  • the Respondent knows that the Complainant participates because the Complainant mistakenly believes that the Respondent is someone else
  • the Respondent intentionally impaired the Complainant’s ability to appraise or control his or her conduct by administering any substance without the Complainant’s knowledge
  • the Complainant is younger than 14 years of age
  • the Complainant is younger than 18 years of age and at the time of the alleged act the Respondent was the Complainant’s parent, stepparent, adoptive parent, or legal guardian or occupied a position of special trust (such as teacher, coach, counselor or ecclesiastical leader) in relation to the Complainant
  • the Complainant is 14 years of age or older, but younger than 18 years of age, and the Respondent is more than three years older than the Complainant and entices or coerces the Complainant to submit or participate
  • the Respondent is a health professional or religious counselor, the act is committed under the guise of providing professional diagnosis, counseling, or treatment, and at the time of the act the Complainant reasonably believed that the act was for medically or professionally appropriate diagnosis, counseling, or treatment to the extent that resistance by the Complainant could not reasonably be expected to have been manifested

Consent to any sexual act or prior consensual activity between or with any party does not necessarily constitute consent to any other sexual act. Consent may be initially given but may be withdrawn through words or conduct at any time prior to or during sexual activity.

How does consent work in real life?

When you’re engaging in intimate activity, the most important part of consent is communication. And, as mentioned above, consent needs to happen every time and in every instance. Giving consent for one activity, one time, does not mean giving consent for increased or recurring sexual contact. For example, agreeing to kiss someone doesn’t give that person permission to remove your clothes.

How do I know if I have consent/gave consent?

When assessing whether consent existed for sexual activity, it's important to look for the presence of clear, knowing, and voluntary words or actions that give permission for specific behaviors. BYU prohibits sexual contact with a person who is incapacitated by alcohol, drugs, or another condition, when that incapacitation is known or should have been known. In general, incapacitation is defined as a state where individuals cannot make rational, reasonable decisions because they lack the capacity to give knowing consent. It is always wise to get verbal consent when engaging in intimate activity -- communication in consent is key!

Can someone change their mind after giving consent?

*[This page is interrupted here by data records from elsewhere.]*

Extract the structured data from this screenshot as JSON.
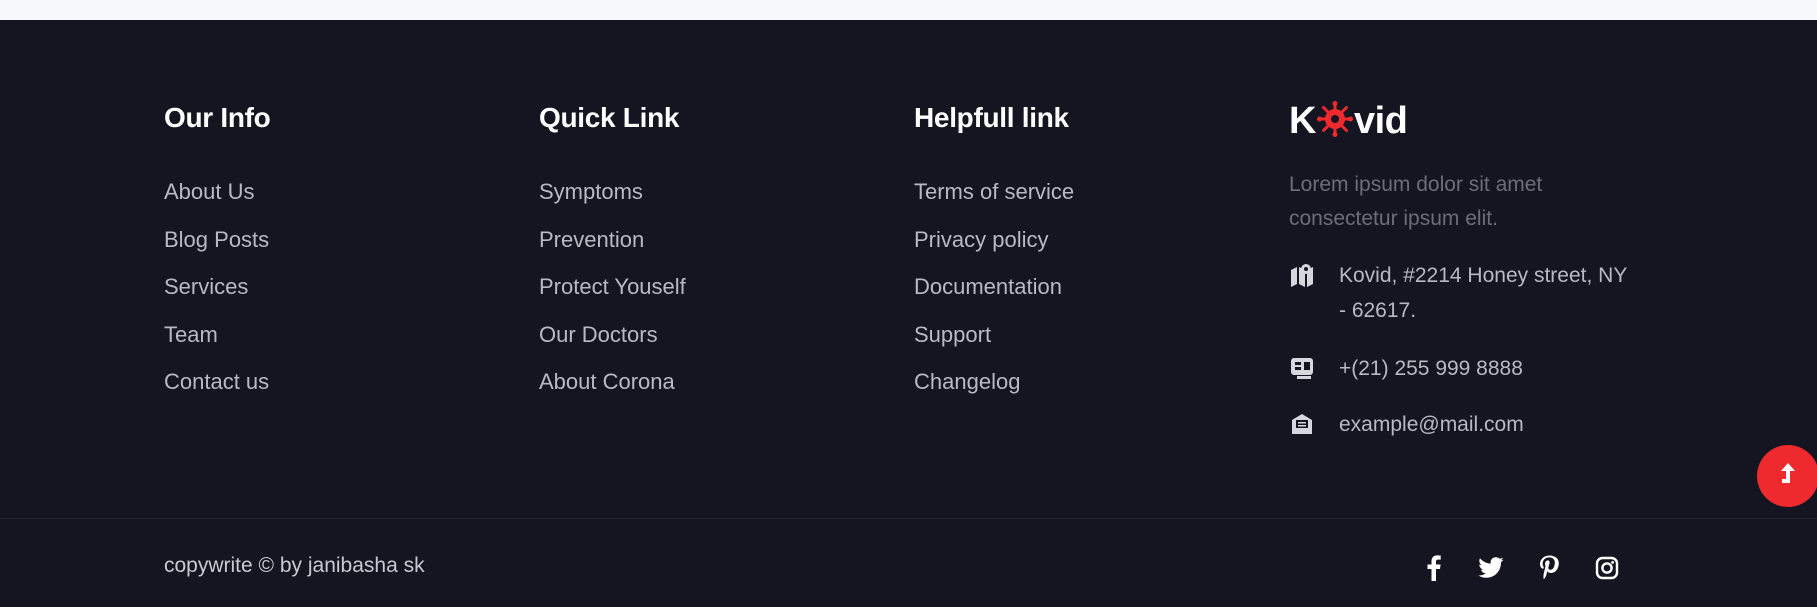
{
  "footer": {
    "our_info": {
      "title": "Our Info",
      "links": [
        "About Us",
        "Blog Posts",
        "Services",
        "Team",
        "Contact us"
      ]
    },
    "quick_link": {
      "title": "Quick Link",
      "links": [
        "Symptoms",
        "Prevention",
        "Protect Youself",
        "Our Doctors",
        "About Corona"
      ]
    },
    "helpful_link": {
      "title": "Helpfull link",
      "links": [
        "Terms of service",
        "Privacy policy",
        "Documentation",
        "Support",
        "Changelog"
      ]
    },
    "brand": {
      "logo_prefix": "K",
      "logo_suffix": "vid",
      "description": "Lorem ipsum dolor sit amet consectetur ipsum elit.",
      "address": "Kovid, #2214 Honey street, NY - 62617.",
      "phone": "+(21) 255 999 8888",
      "email": "example@mail.com",
      "icons": {
        "address": "map-icon",
        "phone": "phone-icon",
        "email": "mail-icon"
      }
    },
    "copyright": "copywrite © by janibasha sk",
    "social": [
      "facebook-icon",
      "twitter-icon",
      "pinterest-icon",
      "instagram-icon"
    ]
  },
  "colors": {
    "background": "#151521",
    "accent": "#ee2a2f",
    "link": "#b9b9c4",
    "muted": "#6c6c7a"
  }
}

Yes. It's important to remember that consent can be withdrawn at any time. Clearly communicate with your partner that you are no longer comfortable with this activity and wish to stop. The best way to ensure both parties are comfortable with any sexual activity is to talk about it.

What are some positive examples of consent?

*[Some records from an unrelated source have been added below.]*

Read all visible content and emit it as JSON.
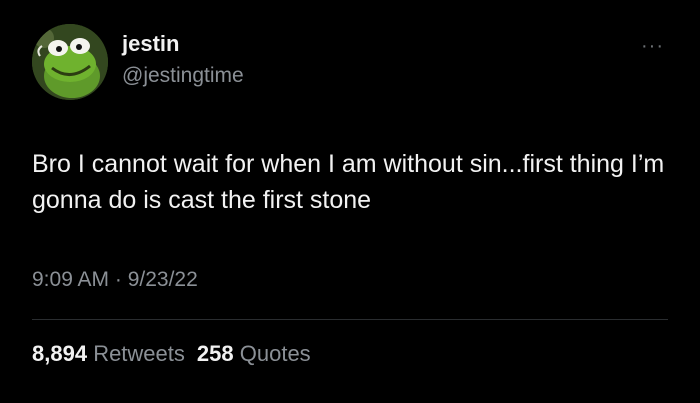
{
  "tweet": {
    "display_name": "jestin",
    "handle": "@jestingtime",
    "avatar_icon": "kermit-avatar",
    "more_label": "···",
    "text": "Bro I cannot wait for when I am without sin...first thing I’m gonna do is cast the first stone",
    "timestamp": "9:09 AM · 9/23/22",
    "stats": {
      "retweets_count": "8,894",
      "retweets_label": "Retweets",
      "quotes_count": "258",
      "quotes_label": "Quotes"
    }
  },
  "colors": {
    "background": "#000000",
    "primary_text": "#f2f2f2",
    "secondary_text": "#8b9096",
    "divider": "#2a2d30"
  }
}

  • Communicating when you change the type or degree of intimate activity with phrases like “Is this OK?”
  • Explicitly agreeing to certain activities, either by saying “yes” or another affirmative statement, like “I’m open to trying”
  • Using clear physical cues to let the other person know you’re comfortable taking things to the next level

What are some examples where consent is not present?

  • Refusing to acknowledge when someone says “no”
  • Assuming that wearing certain clothes, flirting, or kissing is an invitation for anything more
  • Someone being under the legal age of consent, as defined by the state
  • Someone being incapacitated because of drugs or alcohol
  • Pressuring someone into sexual activity by using fear or intimidation
  • Assuming you have permission to engage in intimate behavior because you’ve done it in the past

Adapted from information provided by the Rape, Abuse, and Incest National Network (RAINN)